* **ACTIVITY**
The expected output is each line in the data below that includes the string "title".

[Interface dataset entries]
--*--

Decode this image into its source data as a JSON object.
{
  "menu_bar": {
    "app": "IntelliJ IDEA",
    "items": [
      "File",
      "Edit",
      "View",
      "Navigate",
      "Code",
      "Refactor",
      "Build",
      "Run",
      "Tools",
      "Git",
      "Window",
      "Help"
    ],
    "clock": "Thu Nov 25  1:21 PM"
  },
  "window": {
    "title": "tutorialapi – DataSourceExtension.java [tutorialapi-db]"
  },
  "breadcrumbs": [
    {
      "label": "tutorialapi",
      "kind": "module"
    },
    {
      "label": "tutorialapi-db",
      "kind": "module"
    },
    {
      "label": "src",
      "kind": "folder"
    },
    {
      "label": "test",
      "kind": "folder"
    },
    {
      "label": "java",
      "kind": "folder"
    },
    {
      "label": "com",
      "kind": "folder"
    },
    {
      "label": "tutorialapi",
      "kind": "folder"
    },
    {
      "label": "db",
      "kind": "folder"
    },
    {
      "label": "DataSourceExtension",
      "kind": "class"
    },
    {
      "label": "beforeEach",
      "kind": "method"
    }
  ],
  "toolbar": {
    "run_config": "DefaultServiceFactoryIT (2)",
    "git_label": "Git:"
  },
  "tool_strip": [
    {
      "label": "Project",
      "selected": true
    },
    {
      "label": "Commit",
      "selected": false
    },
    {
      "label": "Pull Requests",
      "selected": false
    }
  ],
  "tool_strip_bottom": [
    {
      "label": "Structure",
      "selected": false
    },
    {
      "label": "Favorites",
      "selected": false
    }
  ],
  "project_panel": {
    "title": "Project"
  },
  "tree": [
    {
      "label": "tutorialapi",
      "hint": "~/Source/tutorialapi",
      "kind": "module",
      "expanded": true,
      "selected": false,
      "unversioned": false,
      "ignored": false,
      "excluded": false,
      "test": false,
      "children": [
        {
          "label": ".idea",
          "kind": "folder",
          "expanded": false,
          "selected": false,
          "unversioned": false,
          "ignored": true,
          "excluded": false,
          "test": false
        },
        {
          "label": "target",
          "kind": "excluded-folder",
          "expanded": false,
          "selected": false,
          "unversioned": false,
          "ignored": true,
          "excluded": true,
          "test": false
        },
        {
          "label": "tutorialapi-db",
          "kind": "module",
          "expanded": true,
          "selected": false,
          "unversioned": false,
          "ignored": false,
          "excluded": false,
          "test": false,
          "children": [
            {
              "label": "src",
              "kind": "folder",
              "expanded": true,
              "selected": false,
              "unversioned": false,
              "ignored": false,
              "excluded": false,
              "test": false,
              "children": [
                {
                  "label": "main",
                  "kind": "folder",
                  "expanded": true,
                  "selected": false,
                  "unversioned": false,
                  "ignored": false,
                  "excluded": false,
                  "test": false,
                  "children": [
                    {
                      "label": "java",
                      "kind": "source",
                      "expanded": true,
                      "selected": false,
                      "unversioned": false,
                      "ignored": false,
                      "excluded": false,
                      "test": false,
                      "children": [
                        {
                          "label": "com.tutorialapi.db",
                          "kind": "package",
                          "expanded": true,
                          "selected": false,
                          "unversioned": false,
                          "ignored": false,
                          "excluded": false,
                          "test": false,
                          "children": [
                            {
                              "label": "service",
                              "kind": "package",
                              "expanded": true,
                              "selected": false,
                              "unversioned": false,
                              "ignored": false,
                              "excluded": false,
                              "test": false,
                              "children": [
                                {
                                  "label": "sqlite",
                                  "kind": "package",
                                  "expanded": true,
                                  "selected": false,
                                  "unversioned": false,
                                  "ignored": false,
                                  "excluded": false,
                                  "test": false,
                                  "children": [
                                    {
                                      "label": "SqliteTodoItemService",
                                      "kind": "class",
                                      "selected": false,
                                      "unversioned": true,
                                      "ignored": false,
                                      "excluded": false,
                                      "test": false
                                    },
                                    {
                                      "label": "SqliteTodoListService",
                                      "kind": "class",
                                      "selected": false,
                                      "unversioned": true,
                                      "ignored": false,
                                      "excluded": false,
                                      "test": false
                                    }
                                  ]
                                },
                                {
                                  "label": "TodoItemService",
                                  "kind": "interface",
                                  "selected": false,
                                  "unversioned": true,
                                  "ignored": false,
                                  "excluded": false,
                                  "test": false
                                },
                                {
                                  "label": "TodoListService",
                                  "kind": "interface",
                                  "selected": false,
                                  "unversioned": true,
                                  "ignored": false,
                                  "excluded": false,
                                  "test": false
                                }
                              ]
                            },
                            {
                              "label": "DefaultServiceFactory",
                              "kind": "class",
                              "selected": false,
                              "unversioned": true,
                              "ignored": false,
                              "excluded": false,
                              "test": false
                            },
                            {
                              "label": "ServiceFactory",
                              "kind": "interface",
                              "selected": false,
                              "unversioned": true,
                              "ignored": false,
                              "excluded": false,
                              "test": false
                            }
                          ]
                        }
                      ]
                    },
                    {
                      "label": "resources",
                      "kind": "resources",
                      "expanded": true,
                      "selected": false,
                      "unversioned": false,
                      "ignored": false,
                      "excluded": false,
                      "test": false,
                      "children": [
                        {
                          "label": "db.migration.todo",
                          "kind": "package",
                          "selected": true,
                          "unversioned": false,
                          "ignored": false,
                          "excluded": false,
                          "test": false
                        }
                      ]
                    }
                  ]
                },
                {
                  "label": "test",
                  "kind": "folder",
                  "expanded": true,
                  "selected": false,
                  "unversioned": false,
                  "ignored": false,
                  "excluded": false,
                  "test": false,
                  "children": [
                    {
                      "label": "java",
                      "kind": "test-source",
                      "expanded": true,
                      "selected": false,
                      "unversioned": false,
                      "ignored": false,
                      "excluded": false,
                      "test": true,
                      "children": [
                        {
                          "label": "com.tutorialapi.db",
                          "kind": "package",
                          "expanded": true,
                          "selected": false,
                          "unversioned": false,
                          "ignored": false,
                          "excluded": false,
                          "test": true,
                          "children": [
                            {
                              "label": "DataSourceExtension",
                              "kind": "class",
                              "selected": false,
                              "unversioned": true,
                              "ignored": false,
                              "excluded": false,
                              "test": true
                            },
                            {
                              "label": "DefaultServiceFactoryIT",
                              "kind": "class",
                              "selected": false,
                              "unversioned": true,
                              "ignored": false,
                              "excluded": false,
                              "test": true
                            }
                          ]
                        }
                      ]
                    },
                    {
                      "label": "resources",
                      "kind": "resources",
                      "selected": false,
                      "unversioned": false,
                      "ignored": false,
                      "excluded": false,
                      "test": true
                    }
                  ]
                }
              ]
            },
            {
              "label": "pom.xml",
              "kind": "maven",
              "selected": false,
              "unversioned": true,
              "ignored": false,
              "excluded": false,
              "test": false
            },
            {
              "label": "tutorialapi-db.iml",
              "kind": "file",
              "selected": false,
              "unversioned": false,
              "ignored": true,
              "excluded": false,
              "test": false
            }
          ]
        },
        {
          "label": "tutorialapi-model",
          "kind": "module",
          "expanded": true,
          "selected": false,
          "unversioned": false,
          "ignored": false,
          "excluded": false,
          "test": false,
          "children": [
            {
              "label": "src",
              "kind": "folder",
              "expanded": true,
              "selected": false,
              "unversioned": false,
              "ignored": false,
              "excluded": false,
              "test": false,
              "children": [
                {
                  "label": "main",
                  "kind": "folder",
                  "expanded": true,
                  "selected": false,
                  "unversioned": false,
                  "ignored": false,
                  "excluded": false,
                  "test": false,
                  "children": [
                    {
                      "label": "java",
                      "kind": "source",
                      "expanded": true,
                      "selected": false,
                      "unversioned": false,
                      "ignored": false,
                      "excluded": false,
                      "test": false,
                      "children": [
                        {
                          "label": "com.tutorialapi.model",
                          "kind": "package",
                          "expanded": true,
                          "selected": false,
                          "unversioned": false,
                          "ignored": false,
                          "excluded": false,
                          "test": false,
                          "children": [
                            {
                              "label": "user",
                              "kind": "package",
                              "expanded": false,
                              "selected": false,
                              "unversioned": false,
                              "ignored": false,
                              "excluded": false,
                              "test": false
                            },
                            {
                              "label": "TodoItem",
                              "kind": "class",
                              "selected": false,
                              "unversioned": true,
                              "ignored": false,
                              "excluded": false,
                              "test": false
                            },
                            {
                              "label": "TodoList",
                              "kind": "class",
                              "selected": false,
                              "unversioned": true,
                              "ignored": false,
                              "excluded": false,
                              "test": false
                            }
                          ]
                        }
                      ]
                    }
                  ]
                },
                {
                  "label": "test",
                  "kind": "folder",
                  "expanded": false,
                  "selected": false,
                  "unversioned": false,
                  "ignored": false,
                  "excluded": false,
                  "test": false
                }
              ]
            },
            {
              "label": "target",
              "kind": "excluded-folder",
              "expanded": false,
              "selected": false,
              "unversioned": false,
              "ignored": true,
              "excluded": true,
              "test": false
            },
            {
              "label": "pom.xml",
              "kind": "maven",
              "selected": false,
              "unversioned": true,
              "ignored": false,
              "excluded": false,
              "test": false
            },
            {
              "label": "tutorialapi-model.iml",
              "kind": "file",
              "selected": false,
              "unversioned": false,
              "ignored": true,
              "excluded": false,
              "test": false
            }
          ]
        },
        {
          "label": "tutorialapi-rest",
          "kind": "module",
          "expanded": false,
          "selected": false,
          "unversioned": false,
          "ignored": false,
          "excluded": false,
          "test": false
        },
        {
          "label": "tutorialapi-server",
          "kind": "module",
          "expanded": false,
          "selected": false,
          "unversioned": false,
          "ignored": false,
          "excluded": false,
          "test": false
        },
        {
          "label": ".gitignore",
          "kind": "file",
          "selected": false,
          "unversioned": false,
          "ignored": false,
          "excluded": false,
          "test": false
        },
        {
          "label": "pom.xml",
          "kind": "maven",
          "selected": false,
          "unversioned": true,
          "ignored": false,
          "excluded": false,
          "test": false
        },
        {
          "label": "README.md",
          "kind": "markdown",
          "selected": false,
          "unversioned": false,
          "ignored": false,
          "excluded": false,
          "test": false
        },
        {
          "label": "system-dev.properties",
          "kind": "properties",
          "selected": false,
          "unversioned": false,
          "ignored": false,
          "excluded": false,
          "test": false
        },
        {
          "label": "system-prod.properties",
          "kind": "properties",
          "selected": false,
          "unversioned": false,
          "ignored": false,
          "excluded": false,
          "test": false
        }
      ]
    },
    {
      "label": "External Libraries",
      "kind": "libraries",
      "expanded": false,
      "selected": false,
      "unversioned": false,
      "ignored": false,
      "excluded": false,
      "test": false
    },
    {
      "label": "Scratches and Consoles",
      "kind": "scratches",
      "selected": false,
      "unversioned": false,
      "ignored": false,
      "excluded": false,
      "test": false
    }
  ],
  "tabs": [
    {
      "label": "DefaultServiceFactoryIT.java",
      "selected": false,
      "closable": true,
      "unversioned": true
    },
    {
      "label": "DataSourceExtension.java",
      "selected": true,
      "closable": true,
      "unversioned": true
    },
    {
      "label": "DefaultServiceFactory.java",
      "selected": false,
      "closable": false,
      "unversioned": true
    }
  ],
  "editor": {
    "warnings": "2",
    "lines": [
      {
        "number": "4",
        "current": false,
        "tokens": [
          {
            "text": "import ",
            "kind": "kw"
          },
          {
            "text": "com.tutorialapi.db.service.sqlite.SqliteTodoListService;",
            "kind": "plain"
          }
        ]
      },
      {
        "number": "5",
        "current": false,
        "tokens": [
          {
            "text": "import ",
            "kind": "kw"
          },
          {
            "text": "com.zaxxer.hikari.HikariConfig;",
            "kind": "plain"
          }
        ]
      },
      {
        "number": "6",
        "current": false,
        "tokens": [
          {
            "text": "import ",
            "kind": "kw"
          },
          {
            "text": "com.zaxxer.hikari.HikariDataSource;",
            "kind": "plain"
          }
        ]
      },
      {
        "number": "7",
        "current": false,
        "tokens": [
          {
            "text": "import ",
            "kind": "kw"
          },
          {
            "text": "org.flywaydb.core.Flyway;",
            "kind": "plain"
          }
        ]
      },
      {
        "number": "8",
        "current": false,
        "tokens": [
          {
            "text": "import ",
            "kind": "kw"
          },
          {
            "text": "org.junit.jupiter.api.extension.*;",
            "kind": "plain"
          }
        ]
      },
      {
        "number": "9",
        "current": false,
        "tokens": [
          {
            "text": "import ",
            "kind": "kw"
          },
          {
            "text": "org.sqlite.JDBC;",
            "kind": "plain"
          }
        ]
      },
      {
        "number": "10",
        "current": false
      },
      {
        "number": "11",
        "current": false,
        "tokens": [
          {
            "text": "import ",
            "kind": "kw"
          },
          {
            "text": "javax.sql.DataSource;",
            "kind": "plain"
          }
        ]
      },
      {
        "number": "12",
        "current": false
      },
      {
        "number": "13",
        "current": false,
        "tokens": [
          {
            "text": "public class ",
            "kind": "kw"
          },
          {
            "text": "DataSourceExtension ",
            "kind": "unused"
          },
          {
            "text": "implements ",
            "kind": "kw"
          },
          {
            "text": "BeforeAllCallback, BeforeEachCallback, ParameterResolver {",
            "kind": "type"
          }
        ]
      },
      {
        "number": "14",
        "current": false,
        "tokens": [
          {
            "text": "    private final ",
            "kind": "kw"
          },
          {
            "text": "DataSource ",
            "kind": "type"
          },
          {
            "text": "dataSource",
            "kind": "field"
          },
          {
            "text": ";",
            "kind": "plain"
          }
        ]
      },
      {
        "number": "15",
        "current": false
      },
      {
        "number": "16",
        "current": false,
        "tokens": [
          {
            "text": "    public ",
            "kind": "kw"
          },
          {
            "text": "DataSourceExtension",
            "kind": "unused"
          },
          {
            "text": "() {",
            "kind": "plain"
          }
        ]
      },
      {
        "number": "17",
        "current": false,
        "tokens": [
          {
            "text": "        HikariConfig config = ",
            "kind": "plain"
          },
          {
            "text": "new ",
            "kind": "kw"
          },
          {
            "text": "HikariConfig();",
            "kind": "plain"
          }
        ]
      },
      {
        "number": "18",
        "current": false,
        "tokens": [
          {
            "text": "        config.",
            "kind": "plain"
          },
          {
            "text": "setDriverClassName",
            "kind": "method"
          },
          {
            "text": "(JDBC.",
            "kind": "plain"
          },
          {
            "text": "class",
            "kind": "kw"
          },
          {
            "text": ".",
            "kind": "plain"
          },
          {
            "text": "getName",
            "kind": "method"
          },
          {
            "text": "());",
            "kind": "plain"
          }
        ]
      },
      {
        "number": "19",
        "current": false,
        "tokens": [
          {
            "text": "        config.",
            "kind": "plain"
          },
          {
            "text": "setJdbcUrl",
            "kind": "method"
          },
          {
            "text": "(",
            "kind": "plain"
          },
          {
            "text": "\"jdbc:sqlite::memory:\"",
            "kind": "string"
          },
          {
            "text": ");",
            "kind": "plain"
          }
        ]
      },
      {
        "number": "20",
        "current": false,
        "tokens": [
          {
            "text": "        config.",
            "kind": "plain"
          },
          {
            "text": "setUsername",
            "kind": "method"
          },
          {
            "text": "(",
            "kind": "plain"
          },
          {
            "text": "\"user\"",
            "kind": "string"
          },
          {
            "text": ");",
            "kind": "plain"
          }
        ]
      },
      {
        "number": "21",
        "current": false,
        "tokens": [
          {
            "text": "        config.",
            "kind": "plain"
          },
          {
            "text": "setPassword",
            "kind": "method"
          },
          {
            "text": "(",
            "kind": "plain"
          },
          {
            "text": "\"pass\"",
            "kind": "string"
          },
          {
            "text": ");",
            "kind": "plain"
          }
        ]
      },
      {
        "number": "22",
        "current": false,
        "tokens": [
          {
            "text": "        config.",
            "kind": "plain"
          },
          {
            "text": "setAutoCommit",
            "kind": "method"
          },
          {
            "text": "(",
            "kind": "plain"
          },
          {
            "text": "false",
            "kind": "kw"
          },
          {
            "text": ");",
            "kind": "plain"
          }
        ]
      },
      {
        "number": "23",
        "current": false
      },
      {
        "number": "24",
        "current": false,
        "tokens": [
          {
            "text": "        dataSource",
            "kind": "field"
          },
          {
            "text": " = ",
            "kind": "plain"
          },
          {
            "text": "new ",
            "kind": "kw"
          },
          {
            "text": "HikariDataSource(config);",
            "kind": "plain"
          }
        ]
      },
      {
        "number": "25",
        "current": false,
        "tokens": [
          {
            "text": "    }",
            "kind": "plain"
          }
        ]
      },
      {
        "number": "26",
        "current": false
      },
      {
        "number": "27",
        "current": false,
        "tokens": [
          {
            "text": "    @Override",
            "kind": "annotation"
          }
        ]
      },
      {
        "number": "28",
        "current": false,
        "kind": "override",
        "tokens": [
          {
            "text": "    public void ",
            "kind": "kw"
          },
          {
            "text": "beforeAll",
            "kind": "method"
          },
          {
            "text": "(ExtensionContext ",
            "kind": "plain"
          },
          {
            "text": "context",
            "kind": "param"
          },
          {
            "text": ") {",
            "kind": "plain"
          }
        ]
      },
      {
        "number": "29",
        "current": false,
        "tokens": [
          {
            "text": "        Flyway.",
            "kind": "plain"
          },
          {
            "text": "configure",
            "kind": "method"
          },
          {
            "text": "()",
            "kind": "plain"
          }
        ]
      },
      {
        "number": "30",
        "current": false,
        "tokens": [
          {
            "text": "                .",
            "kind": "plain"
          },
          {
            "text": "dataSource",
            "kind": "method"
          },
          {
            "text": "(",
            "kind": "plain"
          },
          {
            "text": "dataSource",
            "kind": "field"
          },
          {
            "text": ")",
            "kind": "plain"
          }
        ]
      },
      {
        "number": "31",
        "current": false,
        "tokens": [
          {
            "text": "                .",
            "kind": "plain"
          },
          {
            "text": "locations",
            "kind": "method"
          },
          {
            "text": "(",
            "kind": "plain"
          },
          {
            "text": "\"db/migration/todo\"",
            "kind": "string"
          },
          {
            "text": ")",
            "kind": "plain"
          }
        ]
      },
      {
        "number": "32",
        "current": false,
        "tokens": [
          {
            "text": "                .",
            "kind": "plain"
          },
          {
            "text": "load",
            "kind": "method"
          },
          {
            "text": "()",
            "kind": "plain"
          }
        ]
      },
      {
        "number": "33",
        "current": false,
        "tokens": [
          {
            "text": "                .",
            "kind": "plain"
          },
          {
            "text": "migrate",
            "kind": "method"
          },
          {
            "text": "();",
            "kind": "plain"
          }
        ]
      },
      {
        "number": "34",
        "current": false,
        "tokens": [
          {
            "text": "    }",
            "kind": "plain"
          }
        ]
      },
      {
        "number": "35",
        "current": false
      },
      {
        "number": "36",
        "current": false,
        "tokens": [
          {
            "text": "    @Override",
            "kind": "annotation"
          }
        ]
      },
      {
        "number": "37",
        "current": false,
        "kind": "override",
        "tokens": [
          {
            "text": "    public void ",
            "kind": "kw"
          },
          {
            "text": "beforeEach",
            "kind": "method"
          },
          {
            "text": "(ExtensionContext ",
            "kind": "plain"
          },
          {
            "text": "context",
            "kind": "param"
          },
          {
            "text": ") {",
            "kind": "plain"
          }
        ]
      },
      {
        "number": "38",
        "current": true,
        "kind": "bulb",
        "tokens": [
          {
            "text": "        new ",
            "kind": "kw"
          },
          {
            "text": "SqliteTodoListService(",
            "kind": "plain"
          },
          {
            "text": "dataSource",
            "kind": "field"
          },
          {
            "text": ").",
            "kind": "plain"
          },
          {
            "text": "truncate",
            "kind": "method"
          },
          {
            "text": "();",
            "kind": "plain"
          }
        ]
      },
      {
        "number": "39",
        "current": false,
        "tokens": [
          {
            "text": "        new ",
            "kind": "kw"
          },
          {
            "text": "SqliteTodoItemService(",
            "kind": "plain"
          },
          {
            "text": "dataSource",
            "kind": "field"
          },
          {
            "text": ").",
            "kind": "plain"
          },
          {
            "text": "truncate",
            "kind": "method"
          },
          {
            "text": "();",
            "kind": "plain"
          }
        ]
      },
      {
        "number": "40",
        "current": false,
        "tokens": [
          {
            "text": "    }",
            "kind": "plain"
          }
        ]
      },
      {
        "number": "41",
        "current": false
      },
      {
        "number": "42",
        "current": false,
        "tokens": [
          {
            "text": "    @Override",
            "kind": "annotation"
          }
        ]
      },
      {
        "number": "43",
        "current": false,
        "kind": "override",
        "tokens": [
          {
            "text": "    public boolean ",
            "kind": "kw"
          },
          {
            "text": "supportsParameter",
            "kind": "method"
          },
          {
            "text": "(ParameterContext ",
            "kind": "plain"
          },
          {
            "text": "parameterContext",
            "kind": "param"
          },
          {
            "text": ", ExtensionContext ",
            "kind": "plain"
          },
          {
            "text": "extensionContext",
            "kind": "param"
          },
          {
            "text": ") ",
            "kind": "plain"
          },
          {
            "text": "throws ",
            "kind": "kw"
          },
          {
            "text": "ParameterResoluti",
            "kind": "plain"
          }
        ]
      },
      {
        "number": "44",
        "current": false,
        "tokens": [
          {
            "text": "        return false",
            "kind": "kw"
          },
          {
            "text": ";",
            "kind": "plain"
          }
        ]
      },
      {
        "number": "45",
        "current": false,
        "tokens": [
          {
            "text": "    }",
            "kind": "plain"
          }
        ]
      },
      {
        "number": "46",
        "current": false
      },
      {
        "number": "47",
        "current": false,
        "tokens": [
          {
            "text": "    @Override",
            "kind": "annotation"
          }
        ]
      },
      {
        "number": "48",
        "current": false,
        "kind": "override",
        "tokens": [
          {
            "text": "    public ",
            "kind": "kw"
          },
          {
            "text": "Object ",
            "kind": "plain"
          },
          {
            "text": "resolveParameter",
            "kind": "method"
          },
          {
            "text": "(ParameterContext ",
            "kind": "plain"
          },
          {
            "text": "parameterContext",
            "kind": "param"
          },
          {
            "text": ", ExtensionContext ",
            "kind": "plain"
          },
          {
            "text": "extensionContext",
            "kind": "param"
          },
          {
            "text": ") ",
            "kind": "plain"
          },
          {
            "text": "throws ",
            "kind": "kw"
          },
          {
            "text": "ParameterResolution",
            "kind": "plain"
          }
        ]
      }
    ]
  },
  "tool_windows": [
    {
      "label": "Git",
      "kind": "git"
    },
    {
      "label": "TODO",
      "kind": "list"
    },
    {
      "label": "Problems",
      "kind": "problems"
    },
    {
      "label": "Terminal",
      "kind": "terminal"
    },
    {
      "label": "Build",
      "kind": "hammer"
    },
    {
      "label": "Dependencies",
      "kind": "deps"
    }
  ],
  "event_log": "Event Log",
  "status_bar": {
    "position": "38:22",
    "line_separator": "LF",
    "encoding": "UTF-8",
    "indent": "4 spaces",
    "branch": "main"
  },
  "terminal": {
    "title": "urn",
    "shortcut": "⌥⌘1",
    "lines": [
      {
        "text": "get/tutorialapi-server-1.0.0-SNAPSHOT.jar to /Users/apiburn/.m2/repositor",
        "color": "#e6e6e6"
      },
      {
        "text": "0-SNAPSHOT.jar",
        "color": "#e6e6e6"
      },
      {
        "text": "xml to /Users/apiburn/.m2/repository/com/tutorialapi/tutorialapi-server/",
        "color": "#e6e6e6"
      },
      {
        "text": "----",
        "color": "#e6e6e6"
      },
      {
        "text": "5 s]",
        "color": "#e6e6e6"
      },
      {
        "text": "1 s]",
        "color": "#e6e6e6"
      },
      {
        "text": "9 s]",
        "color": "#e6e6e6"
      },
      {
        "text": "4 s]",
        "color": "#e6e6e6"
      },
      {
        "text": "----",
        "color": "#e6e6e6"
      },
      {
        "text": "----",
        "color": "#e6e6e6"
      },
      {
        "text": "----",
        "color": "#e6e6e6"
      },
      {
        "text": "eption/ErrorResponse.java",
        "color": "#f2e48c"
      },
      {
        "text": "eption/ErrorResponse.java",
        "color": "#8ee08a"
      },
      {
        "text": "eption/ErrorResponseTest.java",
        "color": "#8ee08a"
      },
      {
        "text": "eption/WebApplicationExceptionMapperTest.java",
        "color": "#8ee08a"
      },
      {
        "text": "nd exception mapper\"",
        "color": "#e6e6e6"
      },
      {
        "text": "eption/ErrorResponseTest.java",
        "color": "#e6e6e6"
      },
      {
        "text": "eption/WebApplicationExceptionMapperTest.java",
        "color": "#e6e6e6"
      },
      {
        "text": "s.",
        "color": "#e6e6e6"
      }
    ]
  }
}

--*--

* **ANSWER FOR THE TASK**
    "title": "tutorialapi – DataSourceExtension.java [tutorialapi-db]"
    "title": "Project"
    "title": "urn",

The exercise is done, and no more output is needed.